Emma Dabiri. Photograph: Olivia Harris
Emma Dabiri. Photograph: Olivia Harris

When Dabiri was pregnant with her son, now six years old, she made her own symbolic choice: she shaved off her hair and let it grow again naturally. It spoke volumes about her relationship with her hair and heritage, especially as it related to her role as a mother. 

Of course, she’s conscious of showcasing all the elements of her son’s background, given her own childhood, and especially as her PhD centres on the identity politics of mixed-race people as an ethnic group.

“It’s more about showing than telling, especially when he’s living in a different country,” Dabiri says. “I think people can end up having an identity crisis if they’re born in one place but their parents are strongly telling them that they’re something else. 

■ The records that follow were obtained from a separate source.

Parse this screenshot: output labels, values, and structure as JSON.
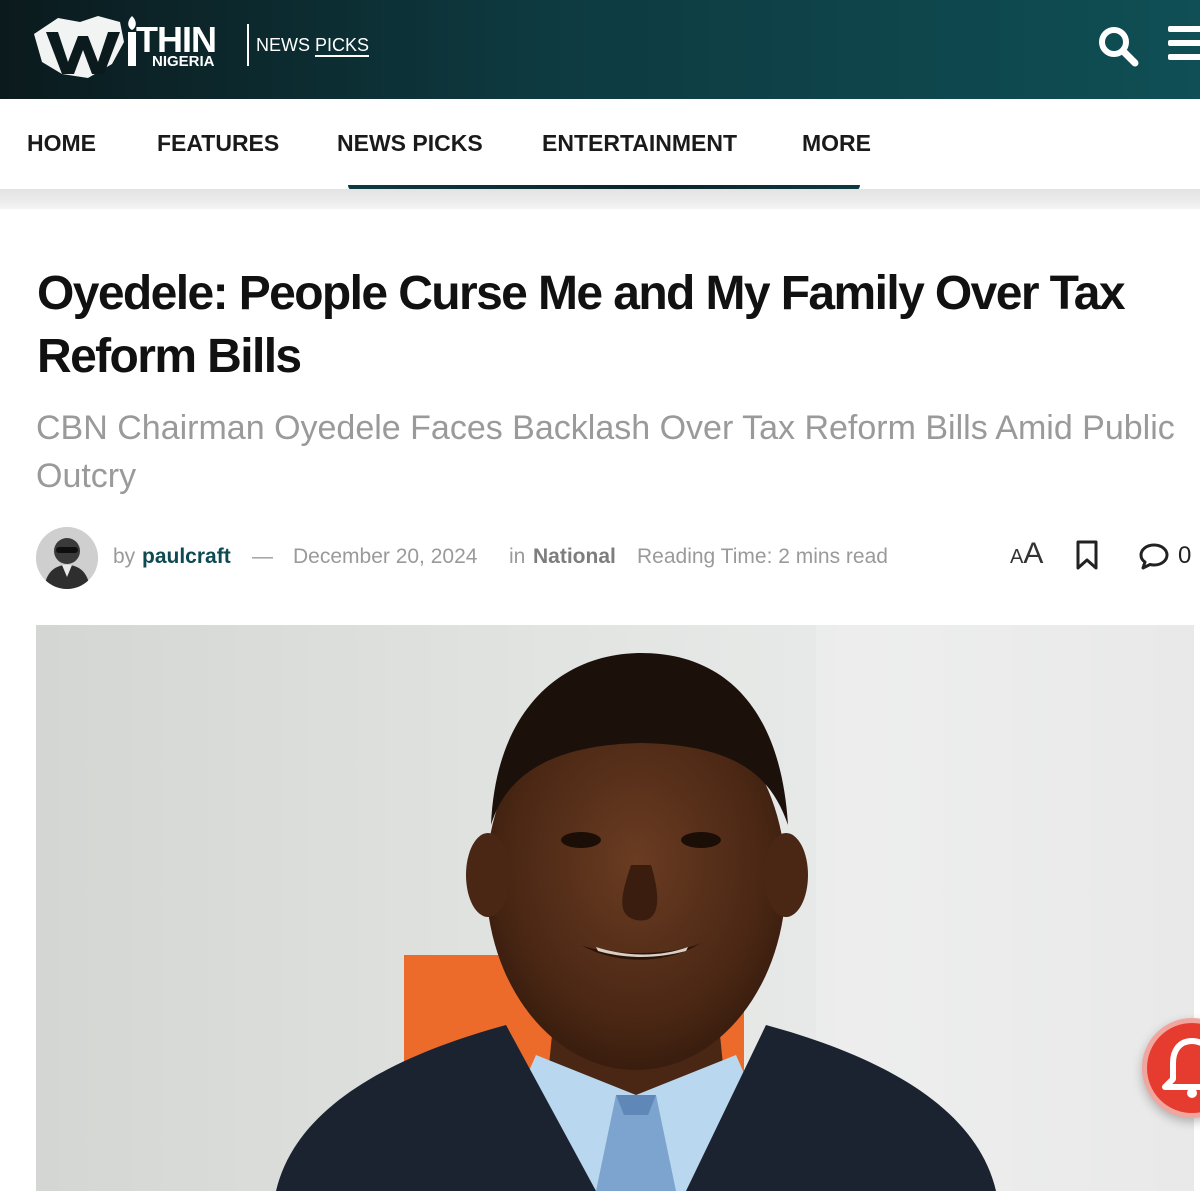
{
  "header": {
    "logo_thin": "THIN",
    "logo_nigeria": "NIGERIA",
    "section_news": "NEWS",
    "section_picks": "PICKS",
    "search_icon": "search-icon",
    "menu_icon": "hamburger-menu-icon",
    "background_color": "#0d3a40"
  },
  "nav": {
    "items": [
      {
        "label": "HOME"
      },
      {
        "label": "FEATURES"
      },
      {
        "label": "NEWS PICKS"
      },
      {
        "label": "ENTERTAINMENT"
      },
      {
        "label": "MORE"
      }
    ],
    "active_index": 2
  },
  "article": {
    "title": "Oyedele: People Curse Me and My Family Over Tax Reform Bills",
    "subtitle": "CBN Chairman Oyedele Faces Backlash Over Tax Reform Bills Amid Public Outcry",
    "meta": {
      "by": "by",
      "author": "paulcraft",
      "dash": "—",
      "date": "December 20, 2024",
      "in": "in",
      "category": "National",
      "reading_time": "Reading Time: 2 mins read",
      "font_small": "A",
      "font_big": "A",
      "comment_count": "0"
    }
  },
  "notification": {
    "icon": "bell-icon",
    "color": "#e53c2f"
  }
}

“So my son has a very long Nigerian name, but my partner is English with Irish ancestry, so he’s representing with his surname,” she says. “We go to Ireland every month, and he loves Irish folk music, so that’s a powerful way of passing on our history and culture. On his last day of nursery all the kids had to do a performance of a song and most kids did a nursery rhyme, but he sung Raggle Taggle Gypsy by Planxty, of all things. 

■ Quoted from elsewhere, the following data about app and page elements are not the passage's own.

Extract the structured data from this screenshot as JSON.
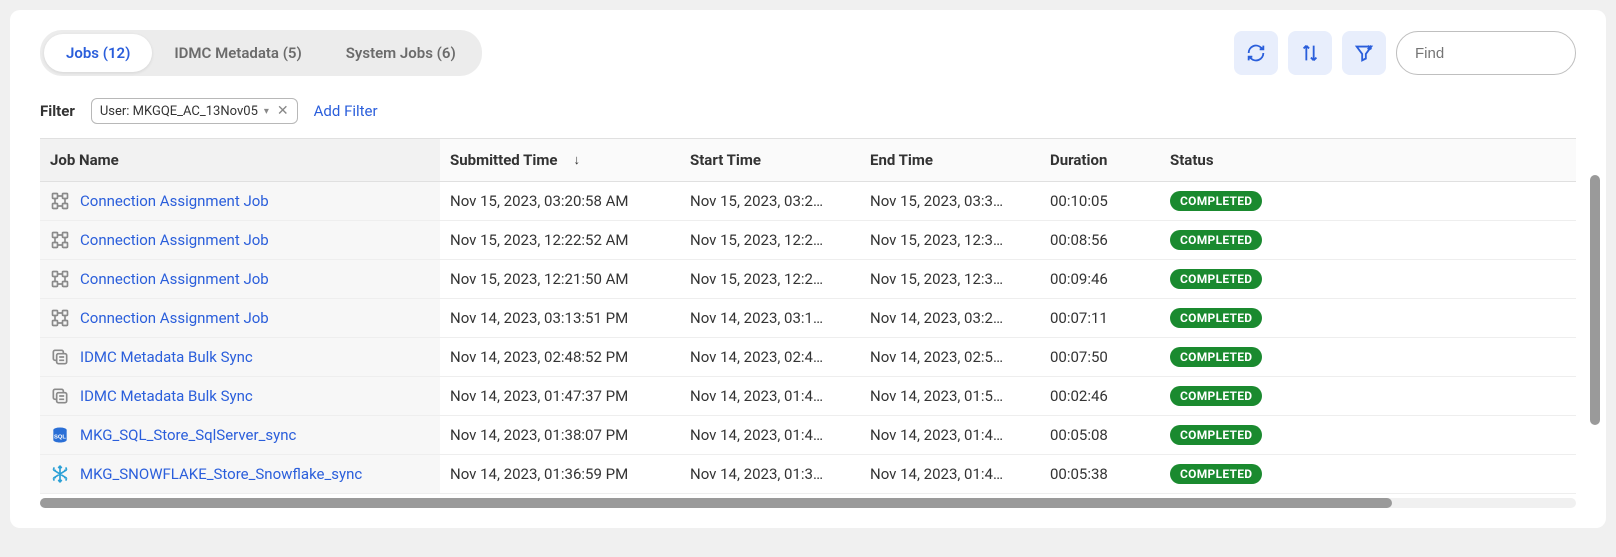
{
  "tabs": [
    {
      "label": "Jobs (12)",
      "active": true
    },
    {
      "label": "IDMC Metadata (5)",
      "active": false
    },
    {
      "label": "System Jobs (6)",
      "active": false
    }
  ],
  "find_placeholder": "Find",
  "filter": {
    "label": "Filter",
    "chip": "User: MKGQE_AC_13Nov05",
    "add_label": "Add Filter"
  },
  "columns": {
    "job_name": "Job Name",
    "submitted_time": "Submitted Time",
    "start_time": "Start Time",
    "end_time": "End Time",
    "duration": "Duration",
    "status": "Status"
  },
  "sort": {
    "column": "submitted_time",
    "direction": "desc"
  },
  "rows": [
    {
      "icon": "hierarchy",
      "job_name": "Connection Assignment Job",
      "submitted": "Nov 15, 2023, 03:20:58 AM",
      "start": "Nov 15, 2023, 03:2…",
      "end": "Nov 15, 2023, 03:3…",
      "duration": "00:10:05",
      "status": "COMPLETED"
    },
    {
      "icon": "hierarchy",
      "job_name": "Connection Assignment Job",
      "submitted": "Nov 15, 2023, 12:22:52 AM",
      "start": "Nov 15, 2023, 12:2…",
      "end": "Nov 15, 2023, 12:3…",
      "duration": "00:08:56",
      "status": "COMPLETED"
    },
    {
      "icon": "hierarchy",
      "job_name": "Connection Assignment Job",
      "submitted": "Nov 15, 2023, 12:21:50 AM",
      "start": "Nov 15, 2023, 12:2…",
      "end": "Nov 15, 2023, 12:3…",
      "duration": "00:09:46",
      "status": "COMPLETED"
    },
    {
      "icon": "hierarchy",
      "job_name": "Connection Assignment Job",
      "submitted": "Nov 14, 2023, 03:13:51 PM",
      "start": "Nov 14, 2023, 03:1…",
      "end": "Nov 14, 2023, 03:2…",
      "duration": "00:07:11",
      "status": "COMPLETED"
    },
    {
      "icon": "copy",
      "job_name": "IDMC Metadata Bulk Sync",
      "submitted": "Nov 14, 2023, 02:48:52 PM",
      "start": "Nov 14, 2023, 02:4…",
      "end": "Nov 14, 2023, 02:5…",
      "duration": "00:07:50",
      "status": "COMPLETED"
    },
    {
      "icon": "copy",
      "job_name": "IDMC Metadata Bulk Sync",
      "submitted": "Nov 14, 2023, 01:47:37 PM",
      "start": "Nov 14, 2023, 01:4…",
      "end": "Nov 14, 2023, 01:5…",
      "duration": "00:02:46",
      "status": "COMPLETED"
    },
    {
      "icon": "sql",
      "job_name": "MKG_SQL_Store_SqlServer_sync",
      "submitted": "Nov 14, 2023, 01:38:07 PM",
      "start": "Nov 14, 2023, 01:4…",
      "end": "Nov 14, 2023, 01:4…",
      "duration": "00:05:08",
      "status": "COMPLETED"
    },
    {
      "icon": "snowflake",
      "job_name": "MKG_SNOWFLAKE_Store_Snowflake_sync",
      "submitted": "Nov 14, 2023, 01:36:59 PM",
      "start": "Nov 14, 2023, 01:3…",
      "end": "Nov 14, 2023, 01:4…",
      "duration": "00:05:38",
      "status": "COMPLETED"
    }
  ]
}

I have a brother, mixed race also, who’s 17 years younger than me, and the Ireland that he’s growing up in and that my son is seeing is very different to the one I grew up in

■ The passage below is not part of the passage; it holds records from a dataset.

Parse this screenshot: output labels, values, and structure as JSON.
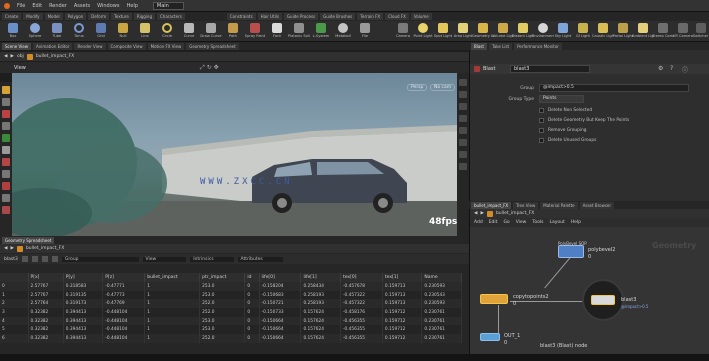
{
  "menubar": {
    "items": [
      "File",
      "Edit",
      "Render",
      "Assets",
      "Windows",
      "Help"
    ],
    "desktop": "Main"
  },
  "shelf_tabs": [
    "Create",
    "Modify",
    "Model",
    "Polygon",
    "Deform",
    "Texture",
    "Rigging",
    "Characters",
    "Constraints",
    "Hair Utils",
    "Guide Process",
    "Guide Brushes",
    "Terrain FX",
    "Cloud FX",
    "Volume"
  ],
  "shelf_tools": [
    "Box",
    "Sphere",
    "Tube",
    "Torus",
    "Grid",
    "Null",
    "Line",
    "Circle",
    "Curve",
    "Draw Curve",
    "Path",
    "Spray Paint",
    "Font",
    "Platonic Solids",
    "L-System",
    "Metaball",
    "File"
  ],
  "light_tools": [
    "Camera",
    "Point Light",
    "Spot Light",
    "Area Light",
    "Geometry Light",
    "Volume Light",
    "Distant Light",
    "Environment Light",
    "Sky Light",
    "GI Light",
    "Caustic Light",
    "Portal Light",
    "Ambient Light",
    "Stereo Camera",
    "VR Camera",
    "Switcher"
  ],
  "scene_tabs": [
    "Scene View",
    "Animation Editor",
    "Render View",
    "Composite View",
    "Motion FX View",
    "Geometry Spreadsheet"
  ],
  "scene_path": {
    "obj": "obj",
    "node": "bullet_impact_FX"
  },
  "viewport": {
    "label": "View",
    "persp": "Persp",
    "camera": "No cam",
    "fps": "48fps",
    "watermark": "WWW.ZXCC.CN"
  },
  "spreadsheet": {
    "tab": "Geometry Spreadsheet",
    "path_node": "bullet_impact_FX",
    "node": "blast3",
    "group_label": "Group",
    "view_label": "View",
    "intrinsics_label": "Intrinsics",
    "attributes_label": "Attributes",
    "columns": [
      "",
      "P[x]",
      "P[y]",
      "P[z]",
      "bullet_impact",
      "ptr_impact",
      "id",
      "life[0]",
      "life[1]",
      "tex[0]",
      "tex[1]",
      "Name"
    ],
    "rows": [
      [
        "0",
        "2.57767",
        "0.318583",
        "-0.47771",
        "1",
        "253.0",
        "0",
        "-0.158204",
        "0.258434",
        "-0.457678",
        "0.159713",
        "0.230593"
      ],
      [
        "1",
        "2.57767",
        "0.319135",
        "-0.47773",
        "1",
        "253.0",
        "0",
        "-0.150683",
        "0.258193",
        "-0.457322",
        "0.159713",
        "0.230543"
      ],
      [
        "2",
        "2.57764",
        "0.319173",
        "-0.47769",
        "1",
        "252.0",
        "0",
        "-0.150721",
        "0.258193",
        "-0.457322",
        "0.159713",
        "0.230593"
      ],
      [
        "3",
        "0.32382",
        "0.394413",
        "-0.448104",
        "1",
        "252.0",
        "0",
        "-0.150733",
        "0.157624",
        "-0.458176",
        "0.159712",
        "0.230761"
      ],
      [
        "4",
        "0.32382",
        "0.394413",
        "-0.448104",
        "1",
        "253.0",
        "0",
        "-0.150664",
        "0.157624",
        "-0.456355",
        "0.159712",
        "0.230761"
      ],
      [
        "5",
        "0.32382",
        "0.394413",
        "-0.448104",
        "1",
        "253.0",
        "0",
        "-0.150664",
        "0.157624",
        "-0.456355",
        "0.159712",
        "0.230761"
      ],
      [
        "6",
        "0.32382",
        "0.394413",
        "-0.448104",
        "1",
        "252.0",
        "0",
        "-0.150664",
        "0.157624",
        "-0.456355",
        "0.159712",
        "0.230761"
      ]
    ]
  },
  "params": {
    "tabs": [
      "Blast",
      "Take List",
      "Performance Monitor"
    ],
    "node_type": "Blast",
    "node_name": "blast3",
    "group_label": "Group",
    "group_value": "@impact>0.5",
    "group_type_label": "Group Type",
    "group_type_value": "Points",
    "options": [
      "Delete Non Selected",
      "Delete Geometry But Keep The Points",
      "Remove Grouping",
      "Delete Unused Groups"
    ]
  },
  "network": {
    "tabs": [
      "bullet_impact_FX",
      "Tree View",
      "Material Palette",
      "Asset Browser"
    ],
    "path_node": "bullet_impact_FX",
    "menu": [
      "Add",
      "Edit",
      "Go",
      "View",
      "Tools",
      "Layout",
      "Help"
    ],
    "context_label": "Geometry",
    "nodes": {
      "polybevel": {
        "name": "polybevel2",
        "flag": "0",
        "type": "PolyBevel SOP"
      },
      "copytopoints": {
        "name": "copytopoints2",
        "flag": "0"
      },
      "blast": {
        "name": "blast3",
        "group": "@impact>0.5"
      },
      "null": {
        "name": "OUT_1",
        "flag": "0"
      }
    },
    "caption": "blast3 (Blast) node"
  },
  "colors": {
    "accent": "#e0a23a",
    "selection": "#f4c542",
    "node_blue": "#4f7fc4"
  }
}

“I used to think I would never be able to live in Ireland after I left, because I wouldn’t want my children to experience anything even remotely close to what I did. But I have a brother, mixed race also, who’s 17 years younger than me, and the Ireland that he’s growing up in and that my son is seeing is very different to the one I grew up in. It’s changed more than I could ever have anticipated. I think it would be fine to live there with children now.”

Yet, counter to the prevailing spirit of inclusion, we need only look at the potential candidates for the local and EU elections to see that nationalist sentiment is increasing, in keeping with global shifts.

“That’s obviously really something that I have no tolerance for,” she says. “Between nationalism, anti-immigration and racism, there are textured differences, but their origin is from the same place: fantasies about their nation, fantasies about ethnic purity, issues about scarcity and resources and also conflating corporate neoliberal globalisation, and the ills that it creates, with the presence of non-white migrants particularly,” she says.

“Often that’s a narrative that’s promoted by influential parties, so people don’t quite understand the causes of poverty and inequality.

“Ireland has so much in common with Africa and Asia because of its history of colonialism. That shared history should be an enduring panacea against the development of those kind of ideas. It’s disappointing and crap. And it needs to be stamped out before it develops into anything that you see in countries that have a longer history of multiculturalism. There needs to be really considered and concerted policy and efforts to deal with this immediately, and that’s not only through legislation but the media as well.” 

In the UK at least, her very presence on screen and the radio helps in a small but significant way. With her PhD ticking over nicely – she’s aiming to finish it this year or next – her broadcast career continues in earnest. There’s another series of Britain’s Lost Masterpieces on the way, and a trip to Haiti for a radio documentary about the artistic genre of Afro-surrealism.   

“At the moment I teach part-time, so I can have an academic position and still do presenting work,” she says. “I love broadcasting and I’m very lucky I’ve had the opportunity to make programmes that I’ve been really passionate about. If I can continue doing both in the long-term, I’ll be happy.”

Don’t Touch My Hair by Emma Dabiri is published on Thursday, May 2nd, by Allen Lane. Read the review here.